The Hawks selected De'Andre Hunter with the No. 4 pick in the 2019 NBA Draft. He hasn't exactly lived up to that billing, but Hunter continues to tantalize the fanbase when he's healthy. That is the key phrase, however: when he's healthy. Hunter played 23 games in his second season and 53 games in year three. He bumped that number up to 67 games in 2022-23, but there's always a measure of doubt about Hunter's availabiltiy over the course of an 82-game season.

Hunter was an older lottery pick out of Virginia, where he starred on a perinially competitive team. Pitched as the perfect 3-and-D complement to Trae Young, that is the essence of Hunter's skill set. He's a bulky wing defender who can stonewall the point of attack at 6-foot-8 and 225 pounds. He's the Hawks' top answer to the elite wing scorers of the world.

That said, Hunter's offense has developed well beyond simple spot-up 3s. If anything, the 3-point shot has been a solid but unremarkable part of his repertoire (35.6 percent for his career). Hunter really thrives in the mid-range and as a driver, using his strength to carve out space and a high release point to pepper the defense with pull-up jumpers.

Hunter will probably never be a true go-to scorer, but he can punish errant closeouts on the perimeter and supply Atlanta with a useful dose of self-creation when the offense stagnates. He benefits as much as anyone from the Young-Murray playmaking mechanism, but Hunter flashes upside beyond the confines of his current role. He will continue to operate as Atlanta's primary wing.

Primary backup power forward: Jalen Johnson

Jalen Johnson is another Hawks first-round pick due for expanded minutes. He saw his court time increase exponentially in year two, going from 22 to 70 games played and averaging 5.6 points and 4.0 rebounds in 14.9 minutes. With Collins out the picture, however, the path to a stable role with the second unit is crystal clear. One could argue Johnson is the primary beneficiary of -- and maybe even the primary motivation behind -- the Collins trade.

A spritely 6-foot-10 athlete who loves to push the tempo and run in the open court, Johnson was a frequent target of Ben Simmons comparisons before the draft. Those were ultimately off base, of course, but Johnson does provide intriguing flashes of passing in the frontcourt.

He's slowly developing into a workable 3-point shooter (28.8 percent last season) and Trae Young will set him up in his favorite spots. Johnson can screen and play above the rim as a lob threat, or he can face up and playmake a bit from the elbow. The Hawks would be wise to explore the breadth of his skill set in the new season.
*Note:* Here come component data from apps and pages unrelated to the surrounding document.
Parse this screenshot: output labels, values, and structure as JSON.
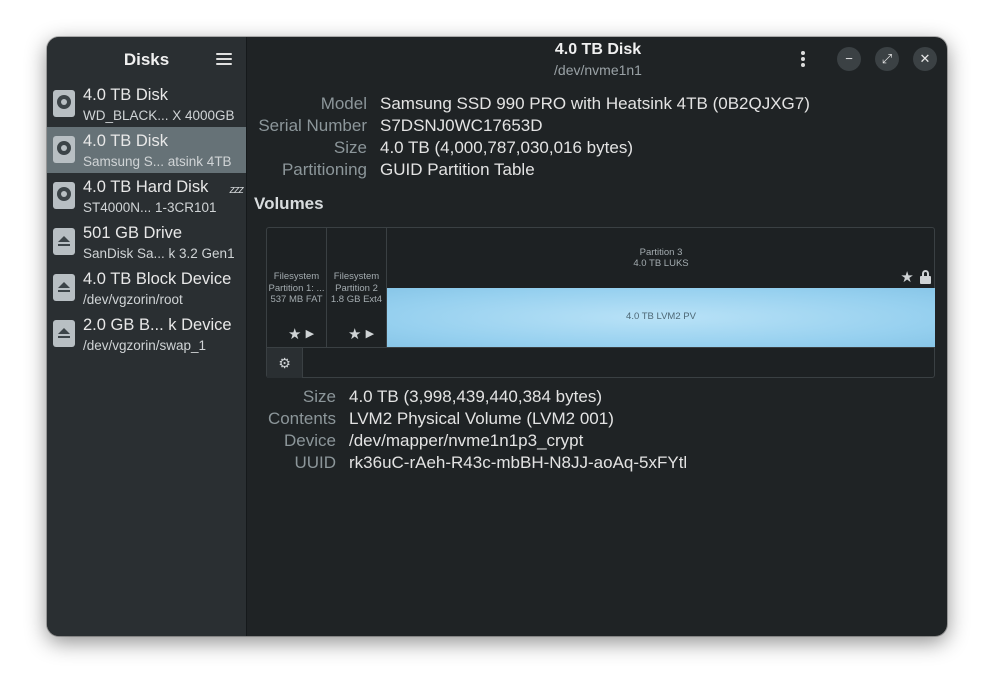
{
  "sidebar": {
    "title": "Disks",
    "items": [
      {
        "name": "4.0 TB Disk",
        "sub": "WD_BLACK... X 4000GB",
        "icon": "hard-disk-icon"
      },
      {
        "name": "4.0 TB Disk",
        "sub": "Samsung S... atsink 4TB",
        "icon": "hard-disk-icon",
        "selected": true
      },
      {
        "name": "4.0 TB Hard Disk",
        "sub": "ST4000N... 1-3CR101",
        "icon": "hard-disk-icon",
        "status": "zzz"
      },
      {
        "name": "501 GB Drive",
        "sub": "SanDisk Sa... k 3.2 Gen1",
        "icon": "removable-drive-icon"
      },
      {
        "name": "4.0 TB Block Device",
        "sub": "/dev/vgzorin/root",
        "icon": "removable-drive-icon"
      },
      {
        "name": "2.0 GB B... k Device",
        "sub": "/dev/vgzorin/swap_1",
        "icon": "removable-drive-icon"
      }
    ]
  },
  "header": {
    "title": "4.0 TB Disk",
    "subtitle": "/dev/nvme1n1",
    "minimize": "−",
    "maximize": "⤢",
    "close": "✕"
  },
  "drive": {
    "model_label": "Model",
    "model": "Samsung SSD 990 PRO with Heatsink 4TB (0B2QJXG7)",
    "serial_label": "Serial Number",
    "serial": "S7DSNJ0WC17653D",
    "size_label": "Size",
    "size": "4.0 TB (4,000,787,030,016 bytes)",
    "partitioning_label": "Partitioning",
    "partitioning": "GUID Partition Table"
  },
  "volumes": {
    "heading": "Volumes",
    "partitions": [
      {
        "line1": "Filesystem",
        "line2": "Partition 1: ...",
        "line3": "537 MB FAT"
      },
      {
        "line1": "Filesystem",
        "line2": "Partition 2",
        "line3": "1.8 GB Ext4"
      },
      {
        "line1": "Partition 3",
        "line2": "4.0 TB LUKS"
      }
    ],
    "lvm_label": "4.0 TB LVM2 PV",
    "icon_star": "★",
    "icon_play": "▶",
    "icon_gear": "⚙"
  },
  "selected_volume": {
    "size_label": "Size",
    "size": "4.0 TB (3,998,439,440,384 bytes)",
    "contents_label": "Contents",
    "contents": "LVM2 Physical Volume (LVM2 001)",
    "device_label": "Device",
    "device": "/dev/mapper/nvme1n1p3_crypt",
    "uuid_label": "UUID",
    "uuid": "rk36uC-rAeh-R43c-mbBH-N8JJ-aoAq-5xFYtl"
  },
  "colors": {
    "window_bg": "#1f2325",
    "sidebar_bg": "#2a2f32",
    "selected_bg": "#667277",
    "lvm_fill": "#a8daf3"
  }
}
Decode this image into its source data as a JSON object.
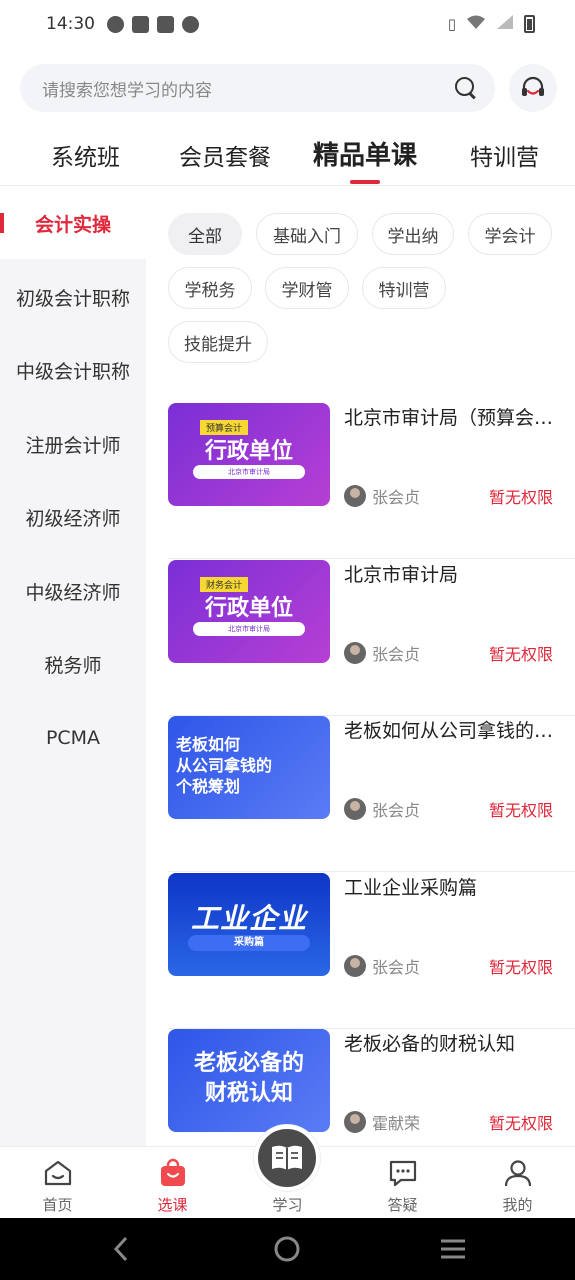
{
  "status_bar": {
    "time": "14:30",
    "icons": [
      "data-saver-icon",
      "mail-icon",
      "mail-icon",
      "shield-icon"
    ],
    "right_icons": [
      "vibrate-icon",
      "wifi-icon",
      "signal-icon",
      "battery-icon"
    ]
  },
  "search": {
    "placeholder": "请搜索您想学习的内容"
  },
  "top_tabs": [
    {
      "label": "系统班"
    },
    {
      "label": "会员套餐"
    },
    {
      "label": "精品单课",
      "active": true
    },
    {
      "label": "特训营"
    }
  ],
  "sidebar": {
    "items": [
      {
        "label": "会计实操",
        "active": true
      },
      {
        "label": "初级会计职称"
      },
      {
        "label": "中级会计职称"
      },
      {
        "label": "注册会计师"
      },
      {
        "label": "初级经济师"
      },
      {
        "label": "中级经济师"
      },
      {
        "label": "税务师"
      },
      {
        "label": "PCMA"
      }
    ]
  },
  "filters": [
    {
      "label": "全部",
      "active": true
    },
    {
      "label": "基础入门"
    },
    {
      "label": "学出纳"
    },
    {
      "label": "学会计"
    },
    {
      "label": "学税务"
    },
    {
      "label": "学财管"
    },
    {
      "label": "特训营"
    },
    {
      "label": "技能提升"
    }
  ],
  "courses": [
    {
      "title": "北京市审计局（预算会计）",
      "teacher": "张会贞",
      "permission": "暂无权限",
      "thumb": {
        "tag": "预算会计",
        "main": "行政单位",
        "pill": "北京市审计局"
      }
    },
    {
      "title": "北京市审计局",
      "teacher": "张会贞",
      "permission": "暂无权限",
      "thumb": {
        "tag": "财务会计",
        "main": "行政单位",
        "pill": "北京市审计局"
      }
    },
    {
      "title": "老板如何从公司拿钱的个税筹划",
      "teacher": "张会贞",
      "permission": "暂无权限",
      "thumb": {
        "line1": "老板如何",
        "line2": "从公司拿钱的",
        "line3": "个税筹划"
      }
    },
    {
      "title": "工业企业采购篇",
      "teacher": "张会贞",
      "permission": "暂无权限",
      "thumb": {
        "main": "工业企业",
        "pill": "采购篇"
      }
    },
    {
      "title": "老板必备的财税认知",
      "teacher": "霍献荣",
      "permission": "暂无权限",
      "thumb": {
        "line1": "老板必备的",
        "line2": "财税认知"
      }
    }
  ],
  "bottom_nav": [
    {
      "label": "首页",
      "icon": "home-icon"
    },
    {
      "label": "选课",
      "icon": "bag-icon",
      "active": true
    },
    {
      "label": "学习",
      "icon": "book-icon"
    },
    {
      "label": "答疑",
      "icon": "chat-icon"
    },
    {
      "label": "我的",
      "icon": "user-icon"
    }
  ],
  "colors": {
    "accent": "#e0283a",
    "sidebar_bg": "#f5f5f7",
    "text": "#222222"
  }
}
Other players who could receive minutes at power forward: Saddiq Bey, A.J. Griffin